--- START ---
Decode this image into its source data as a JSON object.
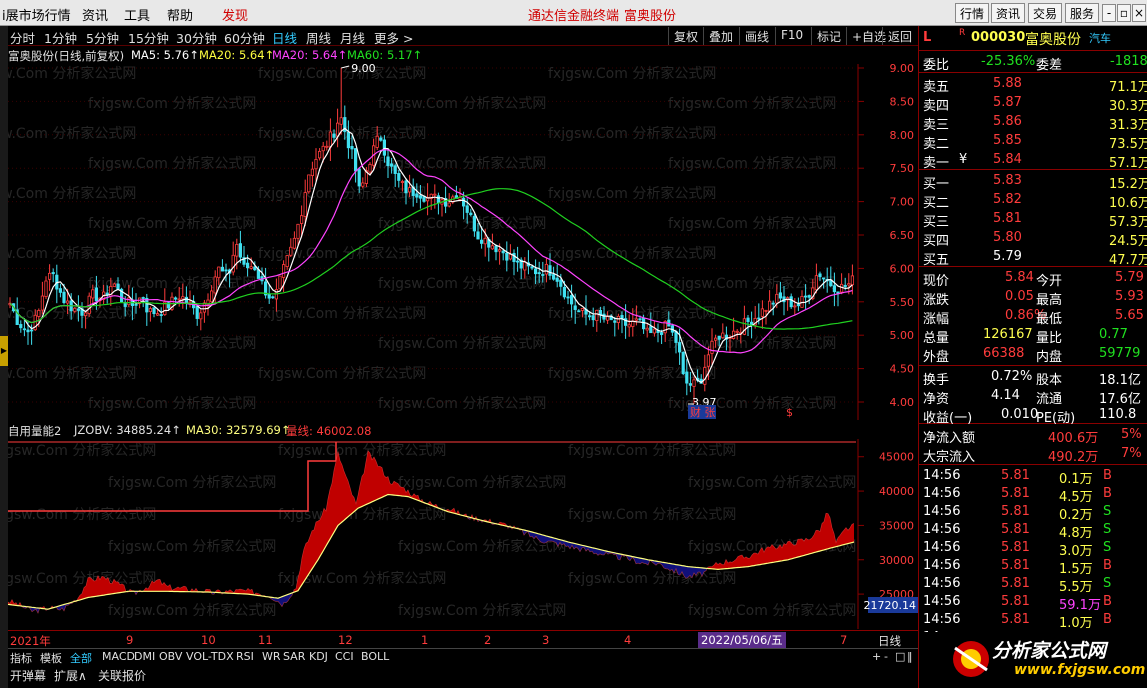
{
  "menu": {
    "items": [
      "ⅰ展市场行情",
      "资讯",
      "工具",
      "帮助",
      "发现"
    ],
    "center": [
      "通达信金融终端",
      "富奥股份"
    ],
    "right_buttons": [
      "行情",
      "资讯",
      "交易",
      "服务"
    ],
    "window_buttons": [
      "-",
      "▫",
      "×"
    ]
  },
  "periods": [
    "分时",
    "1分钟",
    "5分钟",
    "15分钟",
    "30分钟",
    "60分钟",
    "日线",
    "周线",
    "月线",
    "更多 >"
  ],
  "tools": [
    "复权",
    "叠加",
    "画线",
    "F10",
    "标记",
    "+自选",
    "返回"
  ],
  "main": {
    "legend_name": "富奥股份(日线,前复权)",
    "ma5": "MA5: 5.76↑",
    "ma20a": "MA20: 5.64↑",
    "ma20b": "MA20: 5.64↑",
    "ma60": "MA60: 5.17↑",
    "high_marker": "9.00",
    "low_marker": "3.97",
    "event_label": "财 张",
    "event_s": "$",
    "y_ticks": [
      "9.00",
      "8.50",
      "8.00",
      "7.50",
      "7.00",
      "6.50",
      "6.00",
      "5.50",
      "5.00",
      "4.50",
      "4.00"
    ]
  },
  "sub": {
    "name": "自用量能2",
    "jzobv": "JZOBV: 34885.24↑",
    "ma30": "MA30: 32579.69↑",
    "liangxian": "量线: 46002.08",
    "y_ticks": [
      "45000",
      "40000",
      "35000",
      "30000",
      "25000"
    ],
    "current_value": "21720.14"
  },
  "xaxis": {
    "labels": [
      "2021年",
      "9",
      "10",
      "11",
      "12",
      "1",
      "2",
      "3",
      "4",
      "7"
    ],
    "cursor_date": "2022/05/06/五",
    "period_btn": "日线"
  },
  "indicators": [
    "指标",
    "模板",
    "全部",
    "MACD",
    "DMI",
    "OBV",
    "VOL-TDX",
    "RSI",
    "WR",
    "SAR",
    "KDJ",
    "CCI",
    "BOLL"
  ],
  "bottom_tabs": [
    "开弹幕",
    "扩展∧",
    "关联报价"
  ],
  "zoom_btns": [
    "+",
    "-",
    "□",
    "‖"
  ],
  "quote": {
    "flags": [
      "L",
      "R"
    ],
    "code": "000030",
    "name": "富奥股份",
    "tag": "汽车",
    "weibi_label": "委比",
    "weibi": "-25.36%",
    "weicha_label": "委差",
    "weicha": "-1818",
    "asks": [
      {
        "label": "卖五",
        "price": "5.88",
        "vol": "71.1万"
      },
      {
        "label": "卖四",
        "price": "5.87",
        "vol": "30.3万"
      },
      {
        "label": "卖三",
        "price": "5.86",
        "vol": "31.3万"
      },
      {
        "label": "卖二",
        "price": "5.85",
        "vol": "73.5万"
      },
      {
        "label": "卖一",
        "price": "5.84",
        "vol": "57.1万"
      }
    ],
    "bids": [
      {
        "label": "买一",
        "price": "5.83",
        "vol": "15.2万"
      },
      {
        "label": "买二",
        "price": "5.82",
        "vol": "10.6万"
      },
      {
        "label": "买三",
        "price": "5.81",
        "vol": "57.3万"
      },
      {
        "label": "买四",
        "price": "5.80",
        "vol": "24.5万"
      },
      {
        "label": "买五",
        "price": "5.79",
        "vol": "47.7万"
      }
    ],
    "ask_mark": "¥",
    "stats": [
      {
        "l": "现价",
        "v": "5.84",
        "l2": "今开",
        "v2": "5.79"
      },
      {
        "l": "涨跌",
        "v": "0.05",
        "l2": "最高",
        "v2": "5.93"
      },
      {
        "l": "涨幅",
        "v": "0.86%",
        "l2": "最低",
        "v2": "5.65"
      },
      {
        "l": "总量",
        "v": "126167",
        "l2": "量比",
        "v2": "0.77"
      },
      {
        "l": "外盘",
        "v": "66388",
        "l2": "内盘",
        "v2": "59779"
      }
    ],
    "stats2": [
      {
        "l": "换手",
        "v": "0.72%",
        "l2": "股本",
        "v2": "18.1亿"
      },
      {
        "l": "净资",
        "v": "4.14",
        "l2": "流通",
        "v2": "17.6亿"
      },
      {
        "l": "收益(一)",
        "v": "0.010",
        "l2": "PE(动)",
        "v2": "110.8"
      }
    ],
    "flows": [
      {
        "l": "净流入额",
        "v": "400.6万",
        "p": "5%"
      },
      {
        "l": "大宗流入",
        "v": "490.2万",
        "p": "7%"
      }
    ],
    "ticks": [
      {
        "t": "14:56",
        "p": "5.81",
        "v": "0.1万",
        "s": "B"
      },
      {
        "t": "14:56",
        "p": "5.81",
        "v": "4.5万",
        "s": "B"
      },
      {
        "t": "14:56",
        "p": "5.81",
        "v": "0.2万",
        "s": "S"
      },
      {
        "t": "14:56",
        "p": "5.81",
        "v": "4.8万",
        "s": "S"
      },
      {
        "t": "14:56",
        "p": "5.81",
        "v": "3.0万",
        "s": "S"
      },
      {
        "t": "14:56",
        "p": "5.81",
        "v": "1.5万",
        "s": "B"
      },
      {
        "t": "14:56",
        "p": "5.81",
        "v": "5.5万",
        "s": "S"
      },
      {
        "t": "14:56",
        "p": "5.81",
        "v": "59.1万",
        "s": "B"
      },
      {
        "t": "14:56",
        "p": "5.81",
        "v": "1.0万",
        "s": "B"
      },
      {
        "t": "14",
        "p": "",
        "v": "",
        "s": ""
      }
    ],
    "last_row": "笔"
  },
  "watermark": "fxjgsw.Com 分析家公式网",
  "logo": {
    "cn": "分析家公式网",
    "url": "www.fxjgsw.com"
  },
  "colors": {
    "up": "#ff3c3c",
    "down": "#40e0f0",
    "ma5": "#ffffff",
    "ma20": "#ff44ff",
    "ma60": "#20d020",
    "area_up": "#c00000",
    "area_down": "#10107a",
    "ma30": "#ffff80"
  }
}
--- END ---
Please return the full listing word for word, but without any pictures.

Decode this image into its source data as a JSON object.
{
  "menu": {
    "items": [
      "ⅰ展市场行情",
      "资讯",
      "工具",
      "帮助",
      "发现"
    ],
    "center": [
      "通达信金融终端",
      "富奥股份"
    ],
    "right_buttons": [
      "行情",
      "资讯",
      "交易",
      "服务"
    ],
    "window_buttons": [
      "-",
      "▫",
      "×"
    ]
  },
  "periods": [
    "分时",
    "1分钟",
    "5分钟",
    "15分钟",
    "30分钟",
    "60分钟",
    "日线",
    "周线",
    "月线",
    "更多 >"
  ],
  "tools": [
    "复权",
    "叠加",
    "画线",
    "F10",
    "标记",
    "+自选",
    "返回"
  ],
  "main": {
    "legend_name": "富奥股份(日线,前复权)",
    "ma5": "MA5: 5.76↑",
    "ma20a": "MA20: 5.64↑",
    "ma20b": "MA20: 5.64↑",
    "ma60": "MA60: 5.17↑",
    "high_marker": "9.00",
    "low_marker": "3.97",
    "event_label": "财 张",
    "event_s": "$",
    "y_ticks": [
      "9.00",
      "8.50",
      "8.00",
      "7.50",
      "7.00",
      "6.50",
      "6.00",
      "5.50",
      "5.00",
      "4.50",
      "4.00"
    ]
  },
  "sub": {
    "name": "自用量能2",
    "jzobv": "JZOBV: 34885.24↑",
    "ma30": "MA30: 32579.69↑",
    "liangxian": "量线: 46002.08",
    "y_ticks": [
      "45000",
      "40000",
      "35000",
      "30000",
      "25000"
    ],
    "current_value": "21720.14"
  },
  "xaxis": {
    "labels": [
      "2021年",
      "9",
      "10",
      "11",
      "12",
      "1",
      "2",
      "3",
      "4",
      "7"
    ],
    "cursor_date": "2022/05/06/五",
    "period_btn": "日线"
  },
  "indicators": [
    "指标",
    "模板",
    "全部",
    "MACD",
    "DMI",
    "OBV",
    "VOL-TDX",
    "RSI",
    "WR",
    "SAR",
    "KDJ",
    "CCI",
    "BOLL"
  ],
  "bottom_tabs": [
    "开弹幕",
    "扩展∧",
    "关联报价"
  ],
  "zoom_btns": [
    "+",
    "-",
    "□",
    "‖"
  ],
  "quote": {
    "flags": [
      "L",
      "R"
    ],
    "code": "000030",
    "name": "富奥股份",
    "tag": "汽车",
    "weibi_label": "委比",
    "weibi": "-25.36%",
    "weicha_label": "委差",
    "weicha": "-1818",
    "asks": [
      {
        "label": "卖五",
        "price": "5.88",
        "vol": "71.1万"
      },
      {
        "label": "卖四",
        "price": "5.87",
        "vol": "30.3万"
      },
      {
        "label": "卖三",
        "price": "5.86",
        "vol": "31.3万"
      },
      {
        "label": "卖二",
        "price": "5.85",
        "vol": "73.5万"
      },
      {
        "label": "卖一",
        "price": "5.84",
        "vol": "57.1万"
      }
    ],
    "bids": [
      {
        "label": "买一",
        "price": "5.83",
        "vol": "15.2万"
      },
      {
        "label": "买二",
        "price": "5.82",
        "vol": "10.6万"
      },
      {
        "label": "买三",
        "price": "5.81",
        "vol": "57.3万"
      },
      {
        "label": "买四",
        "price": "5.80",
        "vol": "24.5万"
      },
      {
        "label": "买五",
        "price": "5.79",
        "vol": "47.7万"
      }
    ],
    "ask_mark": "¥",
    "stats": [
      {
        "l": "现价",
        "v": "5.84",
        "l2": "今开",
        "v2": "5.79"
      },
      {
        "l": "涨跌",
        "v": "0.05",
        "l2": "最高",
        "v2": "5.93"
      },
      {
        "l": "涨幅",
        "v": "0.86%",
        "l2": "最低",
        "v2": "5.65"
      },
      {
        "l": "总量",
        "v": "126167",
        "l2": "量比",
        "v2": "0.77"
      },
      {
        "l": "外盘",
        "v": "66388",
        "l2": "内盘",
        "v2": "59779"
      }
    ],
    "stats2": [
      {
        "l": "换手",
        "v": "0.72%",
        "l2": "股本",
        "v2": "18.1亿"
      },
      {
        "l": "净资",
        "v": "4.14",
        "l2": "流通",
        "v2": "17.6亿"
      },
      {
        "l": "收益(一)",
        "v": "0.010",
        "l2": "PE(动)",
        "v2": "110.8"
      }
    ],
    "flows": [
      {
        "l": "净流入额",
        "v": "400.6万",
        "p": "5%"
      },
      {
        "l": "大宗流入",
        "v": "490.2万",
        "p": "7%"
      }
    ],
    "ticks": [
      {
        "t": "14:56",
        "p": "5.81",
        "v": "0.1万",
        "s": "B"
      },
      {
        "t": "14:56",
        "p": "5.81",
        "v": "4.5万",
        "s": "B"
      },
      {
        "t": "14:56",
        "p": "5.81",
        "v": "0.2万",
        "s": "S"
      },
      {
        "t": "14:56",
        "p": "5.81",
        "v": "4.8万",
        "s": "S"
      },
      {
        "t": "14:56",
        "p": "5.81",
        "v": "3.0万",
        "s": "S"
      },
      {
        "t": "14:56",
        "p": "5.81",
        "v": "1.5万",
        "s": "B"
      },
      {
        "t": "14:56",
        "p": "5.81",
        "v": "5.5万",
        "s": "S"
      },
      {
        "t": "14:56",
        "p": "5.81",
        "v": "59.1万",
        "s": "B"
      },
      {
        "t": "14:56",
        "p": "5.81",
        "v": "1.0万",
        "s": "B"
      },
      {
        "t": "14",
        "p": "",
        "v": "",
        "s": ""
      }
    ],
    "last_row": "笔"
  },
  "watermark": "fxjgsw.Com 分析家公式网",
  "logo": {
    "cn": "分析家公式网",
    "url": "www.fxjgsw.com"
  },
  "colors": {
    "up": "#ff3c3c",
    "down": "#40e0f0",
    "ma5": "#ffffff",
    "ma20": "#ff44ff",
    "ma60": "#20d020",
    "area_up": "#c00000",
    "area_down": "#10107a",
    "ma30": "#ffff80"
  }
}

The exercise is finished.